Competition policy in Africa: five proposals READY for action – By Martha Martinez Licetti and Sara Nyman
African countries have much to gain by encouraging open and competitive markets – as highlighted by a recent publication developed by the World Bank Group (WBG) in partnership with the African Competition Forum (ACF). The prevalence of monopolies, duopolies, and oligopolies is relatively high in African economies, even after considering market size. On average, African countries score 26 percent lower than other countries globally in terms of the existence and enforcement of competition law. Meanwhile, retail prices of key consumer goods are, on average, at least 24 percent higher in African cities than in other economies around the world, even after controlling for transport costs and income levels, suggesting the lack of competition as a potential factor.

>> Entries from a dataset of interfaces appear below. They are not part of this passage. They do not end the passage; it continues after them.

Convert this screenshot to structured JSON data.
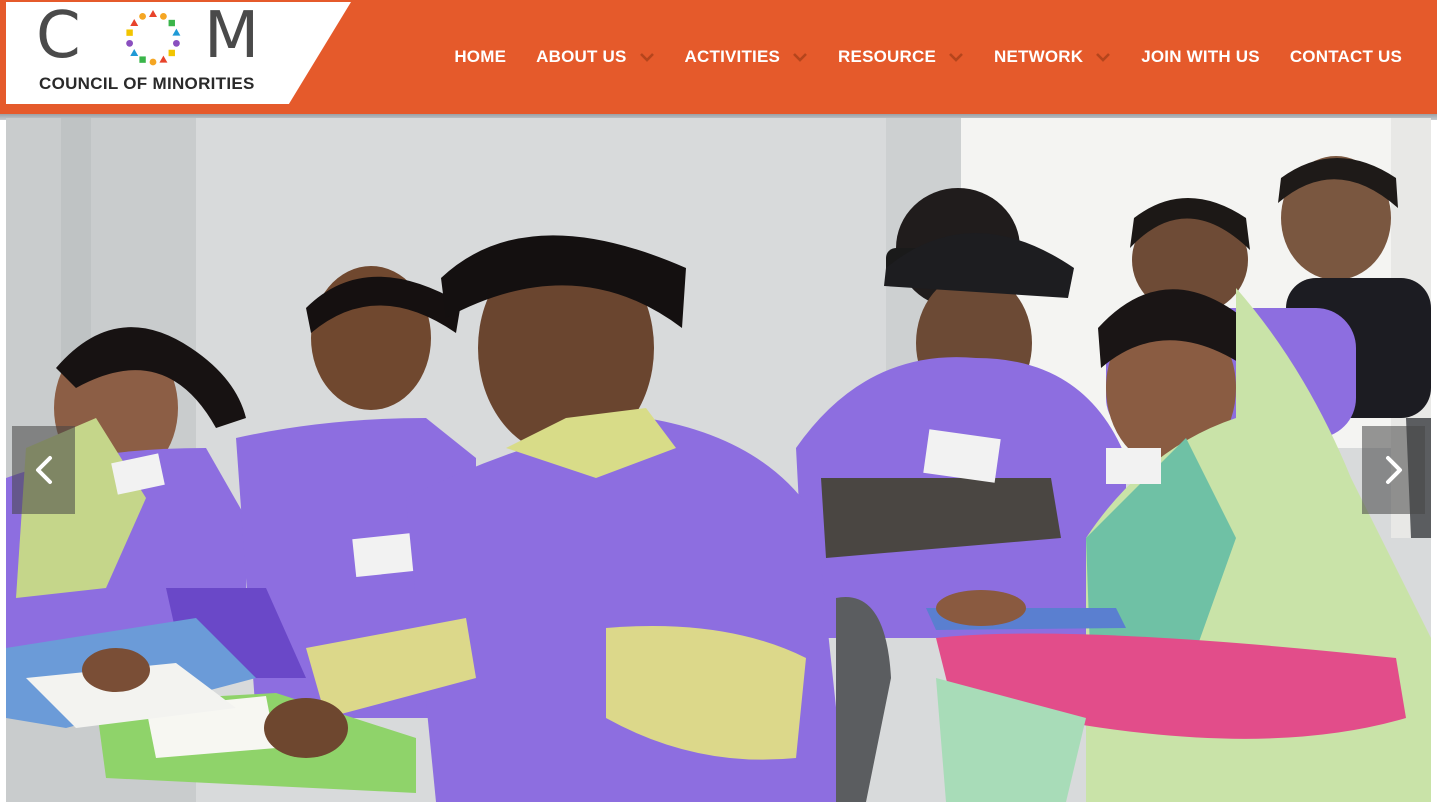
{
  "logo": {
    "mark_left": "C",
    "mark_right": "M",
    "tagline": "COUNCIL OF MINORITIES",
    "ring_colors": [
      "#e8432b",
      "#f5a623",
      "#3ab54a",
      "#1f9ad6",
      "#8a4fbf",
      "#f2c500"
    ]
  },
  "nav": {
    "items": [
      {
        "label": "HOME",
        "has_dropdown": false
      },
      {
        "label": "ABOUT US",
        "has_dropdown": true
      },
      {
        "label": "ACTIVITIES",
        "has_dropdown": true
      },
      {
        "label": "RESOURCE",
        "has_dropdown": true
      },
      {
        "label": "NETWORK",
        "has_dropdown": true
      },
      {
        "label": "JOIN WITH US",
        "has_dropdown": false
      },
      {
        "label": "CONTACT US",
        "has_dropdown": false
      }
    ],
    "chevron_icon": "chevron-down-icon"
  },
  "slider": {
    "prev_icon": "chevron-left-icon",
    "next_icon": "chevron-right-icon"
  },
  "colors": {
    "header_bg": "#e55a2b",
    "shirt_purple": "#8d6ee0",
    "chevron": "#b5451c"
  }
}
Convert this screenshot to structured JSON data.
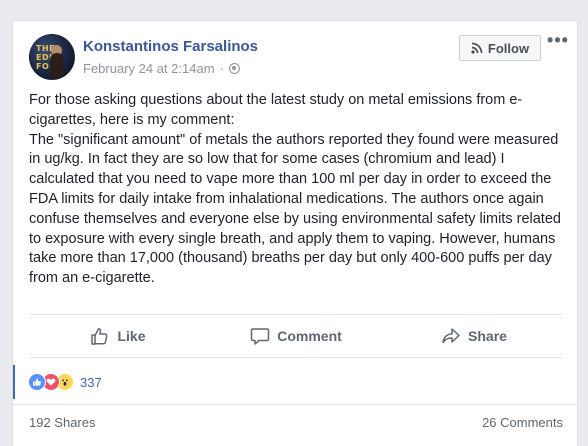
{
  "post": {
    "author": "Konstantinos Farsalinos",
    "timestamp": "February 24 at 2:14am",
    "separator": "·",
    "privacy_icon": "globe-icon",
    "follow_label": "Follow",
    "more_label": "•••",
    "avatar_text": "THE\nEDIA\nFORU",
    "body": "For those asking questions about the latest study on metal emissions from e-cigarettes, here is my comment:\nThe \"significant amount\" of metals the authors reported they found were measured in ug/kg. In fact they are so low that for some cases (chromium and lead) I calculated that you need to vape more than 100 ml per day in order to exceed the FDA limits for daily intake from inhalational medications. The authors once again confuse themselves and everyone else by using environmental safety limits related to exposure with every single breath, and apply them to vaping. However, humans take more than 17,000 (thousand) breaths per day but only 400-600 puffs per day from an e-cigarette."
  },
  "actions": {
    "like": "Like",
    "comment": "Comment",
    "share": "Share"
  },
  "reactions": {
    "types": [
      "like",
      "love",
      "wow"
    ],
    "count": "337"
  },
  "footer": {
    "shares": "192 Shares",
    "comments": "26 Comments"
  },
  "colors": {
    "link": "#385898",
    "accent": "#4267b2",
    "muted": "#606770"
  }
}
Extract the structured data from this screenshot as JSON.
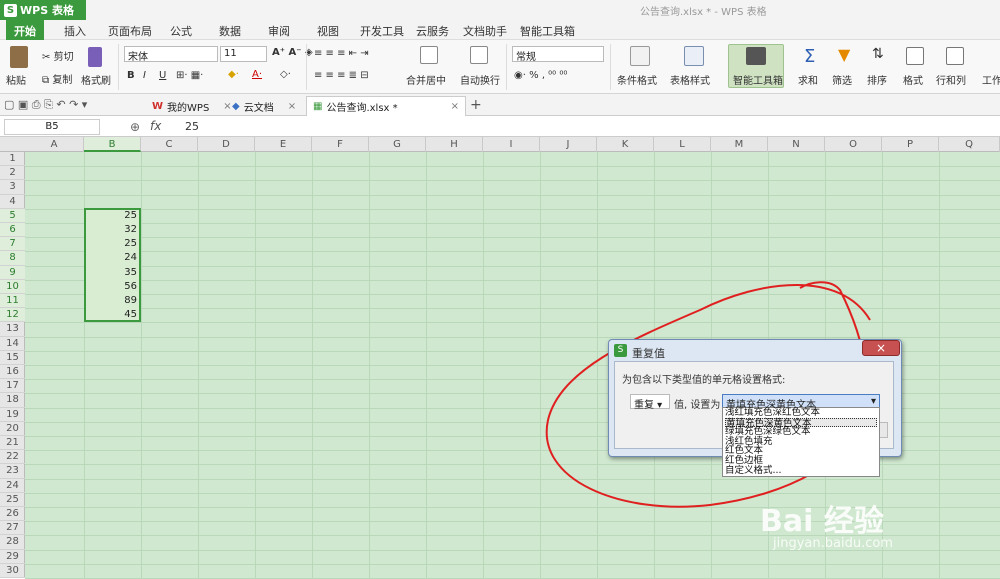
{
  "app": {
    "name": "WPS 表格",
    "logo": "S"
  },
  "window_title": "公告查询.xlsx * - WPS 表格",
  "menus": [
    "开始",
    "插入",
    "页面布局",
    "公式",
    "数据",
    "审阅",
    "视图",
    "开发工具",
    "云服务",
    "文档助手",
    "智能工具箱"
  ],
  "ribbon": {
    "paste": "粘贴",
    "cut": "剪切",
    "copy": "复制",
    "format_painter": "格式刷",
    "font_name": "宋体",
    "font_size": "11",
    "bold": "B",
    "italic": "I",
    "underline": "U",
    "merge_center": "合并居中",
    "wrap_text": "自动换行",
    "number_format": "常规",
    "percent": "%",
    "cond_format": "条件格式",
    "table_style": "表格样式",
    "smart_toolbox": "智能工具箱",
    "sum": "求和",
    "filter": "筛选",
    "sort": "排序",
    "format": "格式",
    "row_col": "行和列",
    "worksheet": "工作"
  },
  "tabs": [
    {
      "label": "我的WPS"
    },
    {
      "label": "云文档"
    },
    {
      "label": "公告查询.xlsx *"
    }
  ],
  "formula_bar": {
    "name_box": "B5",
    "fx": "fx",
    "value": "25"
  },
  "columns": [
    "A",
    "B",
    "C",
    "D",
    "E",
    "F",
    "G",
    "H",
    "I",
    "J",
    "K",
    "L",
    "M",
    "N",
    "O",
    "P",
    "Q"
  ],
  "rows": [
    "1",
    "2",
    "3",
    "4",
    "5",
    "6",
    "7",
    "8",
    "9",
    "10",
    "11",
    "12",
    "13",
    "14",
    "15",
    "16",
    "17",
    "18",
    "19",
    "20",
    "21",
    "22",
    "23",
    "24",
    "25",
    "26",
    "27",
    "28",
    "29",
    "30"
  ],
  "cells_b": [
    {
      "row": "5",
      "value": "25"
    },
    {
      "row": "6",
      "value": "32"
    },
    {
      "row": "7",
      "value": "25"
    },
    {
      "row": "8",
      "value": "24"
    },
    {
      "row": "9",
      "value": "35"
    },
    {
      "row": "10",
      "value": "56"
    },
    {
      "row": "11",
      "value": "89"
    },
    {
      "row": "12",
      "value": "45"
    }
  ],
  "dialog": {
    "title": "重复值",
    "prompt": "为包含以下类型值的单元格设置格式:",
    "type_select": "重复",
    "mid_label": "值, 设置为",
    "format_select": "黄填充色深黄色文本",
    "options": [
      "浅红填充色深红色文本",
      "黄填充色深黄色文本",
      "绿填充色深绿色文本",
      "浅红色填充",
      "红色文本",
      "红色边框",
      "自定义格式..."
    ]
  },
  "watermark": {
    "brand": "Bai 经验",
    "url": "jingyan.baidu.com"
  },
  "colors": {
    "accent": "#3b9a3d",
    "grid_bg": "#cfe8cf",
    "annotation": "#e02020"
  }
}
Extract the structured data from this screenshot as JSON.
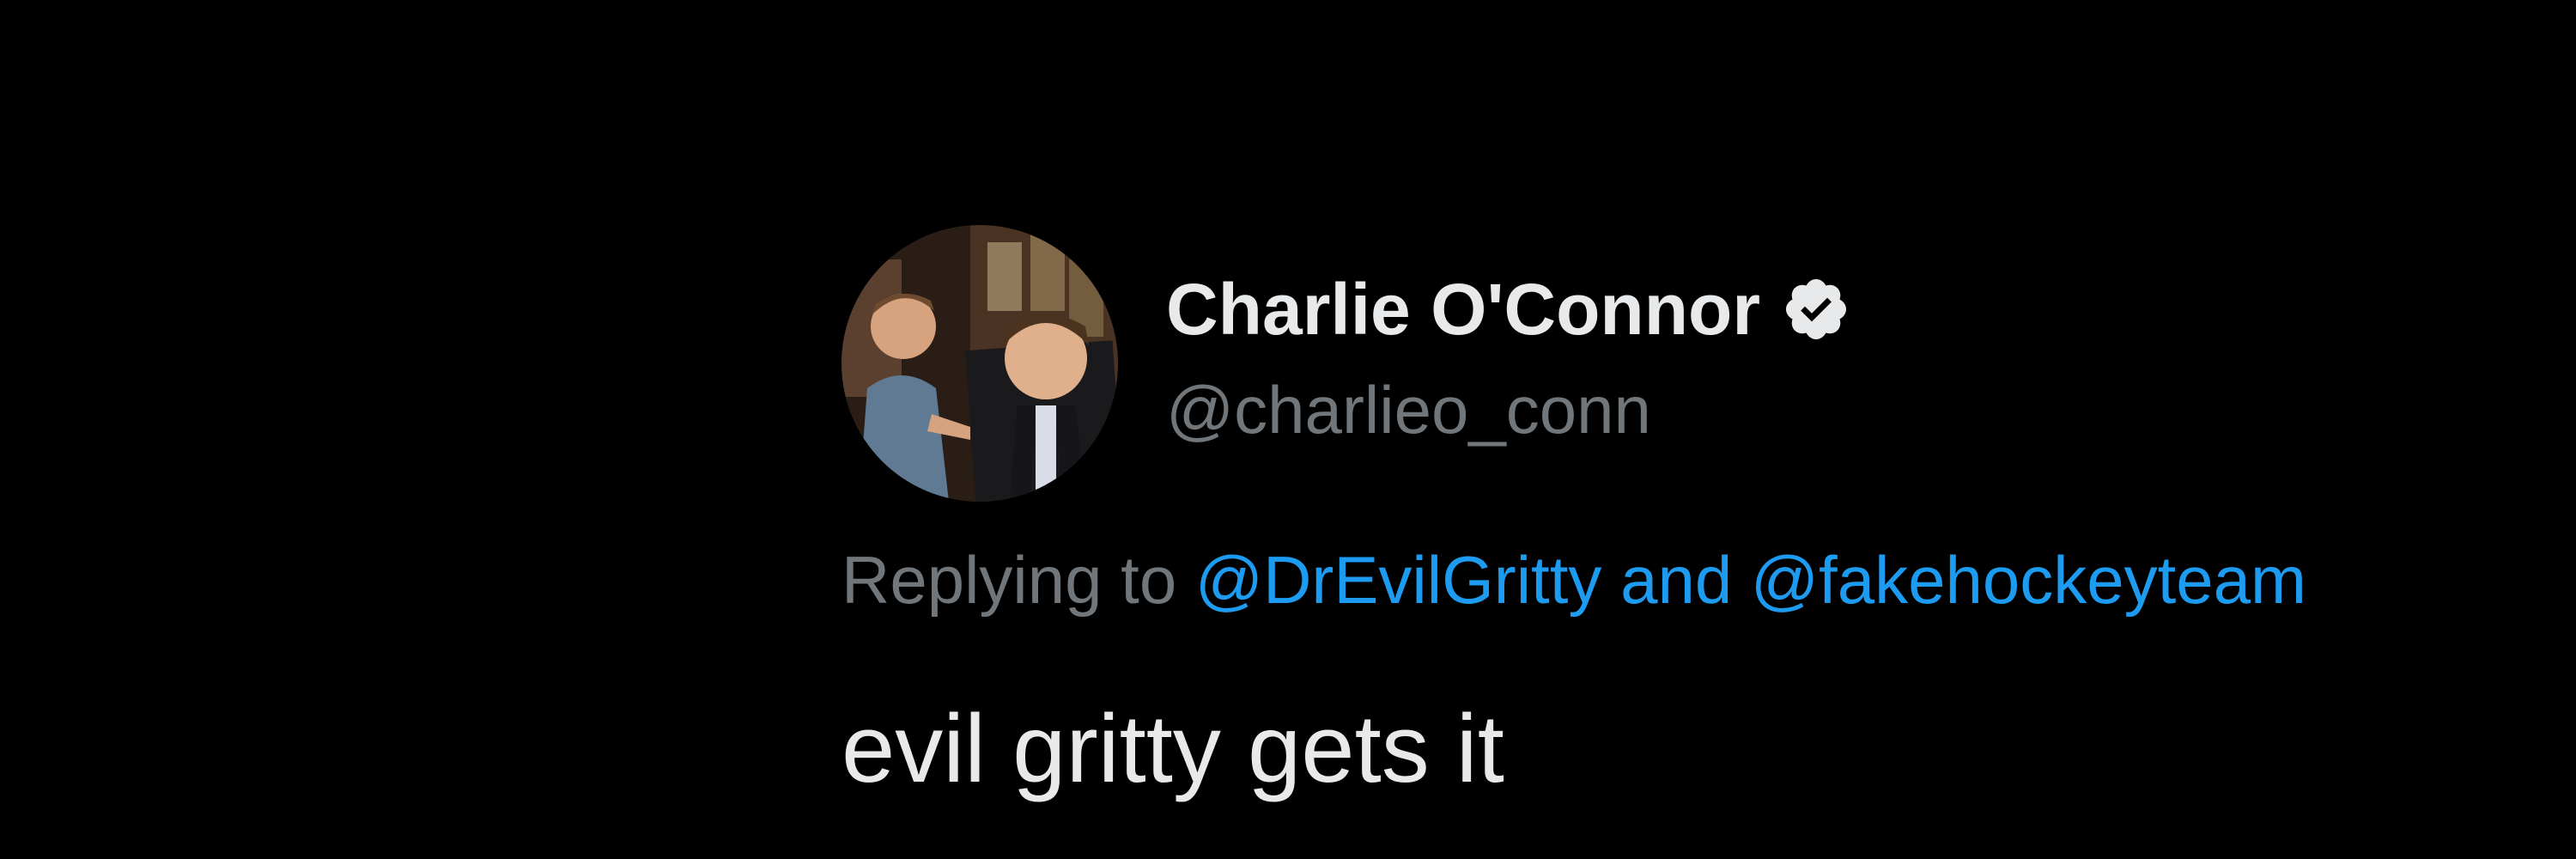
{
  "tweet": {
    "author": {
      "display_name": "Charlie O'Connor",
      "handle": "@charlieo_conn",
      "verified": true,
      "avatar_icon": "profile-photo"
    },
    "reply": {
      "prefix": "Replying to",
      "mentions": [
        "@DrEvilGritty",
        "@fakehockeyteam"
      ],
      "conjunction": "and"
    },
    "text": "evil gritty gets it"
  },
  "colors": {
    "background": "#000000",
    "primary_text": "#e7e9ea",
    "secondary_text": "#71767b",
    "link": "#1d9bf0"
  }
}
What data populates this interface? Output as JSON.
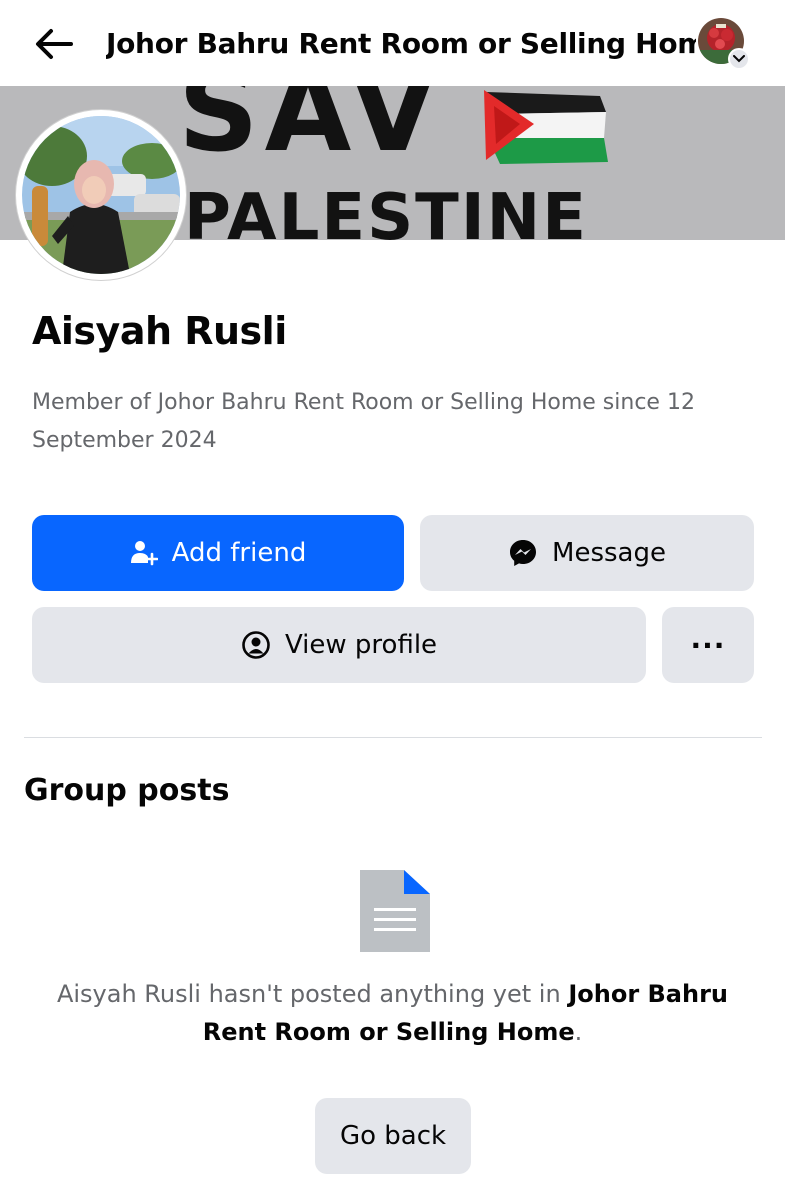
{
  "header": {
    "title": "Johor Bahru Rent Room or Selling Home",
    "back_icon": "arrow-left-icon",
    "account_icon": "account-avatar",
    "chevron_icon": "chevron-down-icon"
  },
  "cover": {
    "line1": "SAV",
    "line2": "PALESTINE"
  },
  "profile": {
    "name": "Aisyah Rusli",
    "member_text": "Member of Johor Bahru Rent Room or Selling Home since 12 September 2024"
  },
  "actions": {
    "add_friend": "Add friend",
    "message": "Message",
    "view_profile": "View profile",
    "more": "···"
  },
  "group_posts": {
    "title": "Group posts",
    "empty_prefix": "Aisyah Rusli hasn't posted anything yet in ",
    "group_name": "Johor Bahru Rent Room or Selling Home",
    "empty_suffix": ".",
    "go_back": "Go back"
  },
  "colors": {
    "primary": "#0866ff",
    "secondary_button": "#e4e6eb",
    "muted_text": "#65676b"
  }
}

However, there has been important progress towards creating more effective competition institutions across Africa. The number of jurisdictions with competition laws has almost tripled in 15 years – but, as the new report shows, there is still work to be done in effectively implementing those laws in practice. African competition authorities continue to face operational constraints and governments continue to erect policy barriers to competition, trade and foreign investment in key sectors.
So what is the path forward for competition policy in Africa? How can competition policy contrib